by Tanta on 3/31/2007 10:53:00 AM
Saturday, March 31, 2007
For most of the past year, Michigan has ranked among the three states with the highest percentage of late mortgage payments and foreclosures, surveys by the Mortgage Bankers Association show. In the fourth quarter, it came in third, behind Ohio and Indiana, with 2.39 percent of its loans in foreclosure.
Many economists say, and union officers agree, that those hardest hit are not auto workers who lost jobs. Many received buyouts that should keep them afloat for a while. And because they tend to be older, some have paid off their mortgages.
Those feeling the worst squeeze, rather, are workers at the auto supply companies, such as Max, 44, an engineer who spoke on condition that his last name not be used because he is embarrassed by his situation.
Max bought a condominium in the Detroit suburb of Plymouth using a traditional fixed-rate mortgage more than five years ago.

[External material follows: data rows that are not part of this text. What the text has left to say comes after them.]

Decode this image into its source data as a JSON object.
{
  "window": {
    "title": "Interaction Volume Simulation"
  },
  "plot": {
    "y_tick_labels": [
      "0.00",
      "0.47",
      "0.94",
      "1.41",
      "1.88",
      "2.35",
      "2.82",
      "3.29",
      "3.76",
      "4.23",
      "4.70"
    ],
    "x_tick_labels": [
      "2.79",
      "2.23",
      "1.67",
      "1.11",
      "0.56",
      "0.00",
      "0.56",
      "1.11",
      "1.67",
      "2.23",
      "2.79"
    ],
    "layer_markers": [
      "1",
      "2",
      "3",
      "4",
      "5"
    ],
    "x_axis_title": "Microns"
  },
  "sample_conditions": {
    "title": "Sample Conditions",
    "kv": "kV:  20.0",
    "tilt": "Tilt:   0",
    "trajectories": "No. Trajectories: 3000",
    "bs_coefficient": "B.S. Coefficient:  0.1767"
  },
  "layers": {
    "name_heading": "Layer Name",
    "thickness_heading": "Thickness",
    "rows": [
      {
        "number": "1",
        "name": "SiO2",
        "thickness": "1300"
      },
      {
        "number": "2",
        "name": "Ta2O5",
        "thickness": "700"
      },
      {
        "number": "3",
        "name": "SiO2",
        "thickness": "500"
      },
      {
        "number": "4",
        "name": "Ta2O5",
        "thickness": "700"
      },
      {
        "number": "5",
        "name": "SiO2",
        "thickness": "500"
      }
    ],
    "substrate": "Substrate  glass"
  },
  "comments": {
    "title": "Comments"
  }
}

But three years later, his firm took away company cars from its workers, hiked insurance premiums and cut raises and bonuses -- raising Max's monthly living expenses and reducing his pay.
Max responded by refinancing his condo twice. Though he did not realize it then, the second loan was adjustable. Over time, his monthly payments rose from $1,500 to $1,800 to $1,950.
"I wasn't even reading the paperwork," said Max, who makes $106,000 a year.
Weeks ago, Max turned in his keys to his lender. The bank paid him $500 and took possession of the condo earlier than it otherwise could under Michigan law.